If you weren’t in the city last week, you missed out on the insane CMJ Music Marathon that took over Manhattan, and parts of Brooklyn. Of the many sets that we got a chance to catch, MTV Hive’s CMJ Showcase—featuring Big K.R.I.T., Killer Mike, LE1F, Mr. MFN eXquire, and Flatbush Zombies—was definitely one to be remembered.
VIBE got a chance to talk with Big K.R.I.T, Killer Mike, and the eclectic trio that is Flatbush Zombies in between sets to discuss CMJ week, it’s importance to new artists in the game, and what they can bring to the platform of hip hop & music in general.
“I feel like [CMJ Week] is great, man. It’s definitely an organic vibe. It’s one of those situations where artists get the opportunity to share the stage and be around other artist that they normally wouldn’t get a chance to. Great music and shit comes out like that. So for me to be a part of [the showcase], it’s just love man. This ain’t my first time in New York, but it’s always good to come up here and see everybody so vibrant about what’s new and what’s next.
It definitely seems like artists now have more of a sense of independence and movement. I think that’s what was really missing at some point. [New artists] shouldn’t be so dependent on the label, and actually be willing to go out there, get it on your own, and make moves to kind of meet the label halfway. I think that’s what’s actually going on right now.
“Whether it’s CMJ, A3C in Atlanta, or SXSW, what I have found is that anytime a collective of artists get to be in one place at one time, special things happen. It really just brings the artist down to the level of the ecstatic fans that wanted to be artist themselves. [CMJ showcases] give opportunities for fans, supporters, bloggers, and writers to interact with the people they helped elevate, so I love it. What I compare it to is a musical family reunion and I really enjoy it.
Well I’m a 9-year veteran that’s a new artist, because it took me six of those nine years to form who I am. For me, what it’s done is put me right in the face of the people who believed when no one else was. When I get on stage, I’m trying to leave everything I have on stage.

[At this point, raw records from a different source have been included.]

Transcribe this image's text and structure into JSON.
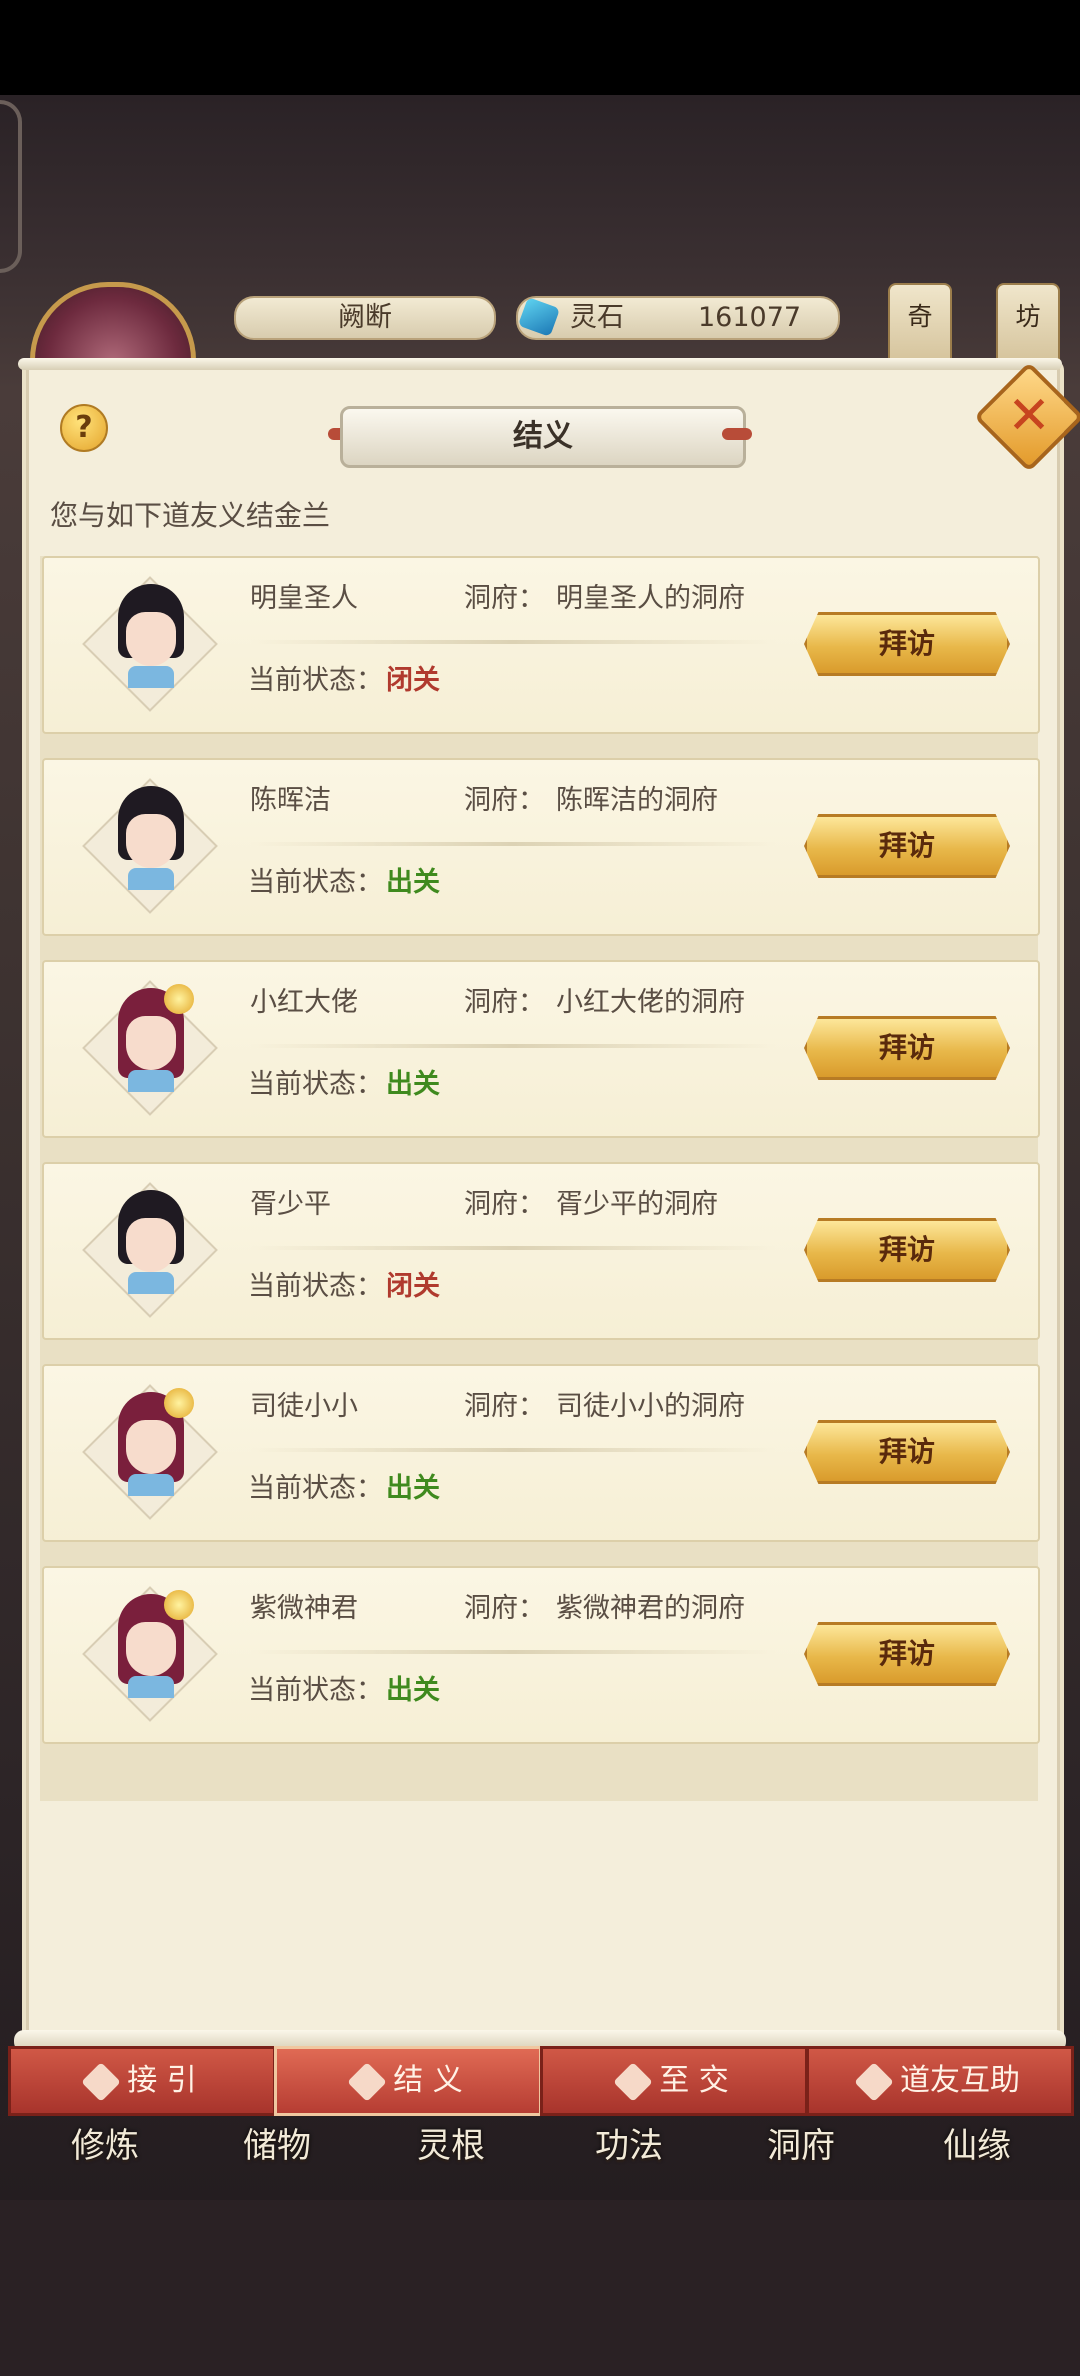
{
  "hud": {
    "player_name": "阙断",
    "currency_label": "灵石",
    "currency_value": "161077",
    "side_buttons": [
      "奇",
      "坊"
    ]
  },
  "panel": {
    "title": "结义",
    "subtitle": "您与如下道友义结金兰",
    "help_icon_text": "?",
    "close_icon_text": "✕"
  },
  "friends": [
    {
      "name": "明皇圣人",
      "home_label": "洞府：",
      "home": "明皇圣人的洞府",
      "status_label": "当前状态：",
      "status": "闭关",
      "status_color": "#b03a2e",
      "avatar": "male",
      "action": "拜访"
    },
    {
      "name": "陈晖洁",
      "home_label": "洞府：",
      "home": "陈晖洁的洞府",
      "status_label": "当前状态：",
      "status": "出关",
      "status_color": "#3f8a1e",
      "avatar": "male",
      "action": "拜访"
    },
    {
      "name": "小红大佬",
      "home_label": "洞府：",
      "home": "小红大佬的洞府",
      "status_label": "当前状态：",
      "status": "出关",
      "status_color": "#3f8a1e",
      "avatar": "female",
      "action": "拜访"
    },
    {
      "name": "胥少平",
      "home_label": "洞府：",
      "home": "胥少平的洞府",
      "status_label": "当前状态：",
      "status": "闭关",
      "status_color": "#b03a2e",
      "avatar": "male",
      "action": "拜访"
    },
    {
      "name": "司徒小小",
      "home_label": "洞府：",
      "home": "司徒小小的洞府",
      "status_label": "当前状态：",
      "status": "出关",
      "status_color": "#3f8a1e",
      "avatar": "female",
      "action": "拜访"
    },
    {
      "name": "紫微神君",
      "home_label": "洞府：",
      "home": "紫微神君的洞府",
      "status_label": "当前状态：",
      "status": "出关",
      "status_color": "#3f8a1e",
      "avatar": "female",
      "action": "拜访"
    }
  ],
  "tabs": [
    {
      "label": "接 引",
      "active": false
    },
    {
      "label": "结 义",
      "active": true
    },
    {
      "label": "至 交",
      "active": false
    },
    {
      "label": "道友互助",
      "active": false
    }
  ],
  "bottom_nav": [
    "修炼",
    "储物",
    "灵根",
    "功法",
    "洞府",
    "仙缘"
  ]
}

My advice for any new artist is whatever your performance is, make it theatre on stage—give them all you got. I’m looking at a gay hip-hop act right now put on a hell of a show [Editors Note: At the time of this interview, self-identified gay rapper LE1F was on stage putting his all into his live set]. The beats are dope, the lyrics are goddamn dope and infectious, and they are putting on theatre. You’re supposed to give people a show. When my big ass leaves the stage, they’ll say he gave a show [Laughs]. That’s all I would advise any new artist to do—give people the best show you possibly can.”
Erick Arc Elliott: “CMJ festival is important. It comes in a good time of the year with summertime slowing down and shit. It still gives people a reason to go outside and look at good hip-hop music. Actually, CMJ is a festival not only for hip-hop, for New York in general.”
Meechy Darko: “It also blends different artists together and shit. You get a nice bill. I see shit with Killer Mike, GZA, eXquire, and K.R.I.T., so it’s a nice little mixture. As an added bonus, it’s in New York—and it’s beautiful right now—so CMJ is holding down our people in New York City. We’re actually getting love for a fucking change. That’s what I really give a fuck about—fuck all the other bullshit. I’m going to be honest with you, this shit is in my city and we are getting love, so it’s beautiful.”
Yo, the only advice I got for new artists is to be yourself. That’s what we do and that’s what all the greats have done. If you’re yourself, you’ll get far.”
Erick Arc Elliott: “Regardless of any compromising business proposition, fuck all that shit. It’s about being yourself, expressing yourself, and never compromising who you are.”
Meechy Darko: “Niggas are always going to laugh at you, niggas are always going to hate on you, and niggas are always going to feel every single feeling they can feel about you. It’s nothing you can do about it. Do what the fuck you gotta do, and that’s about it.”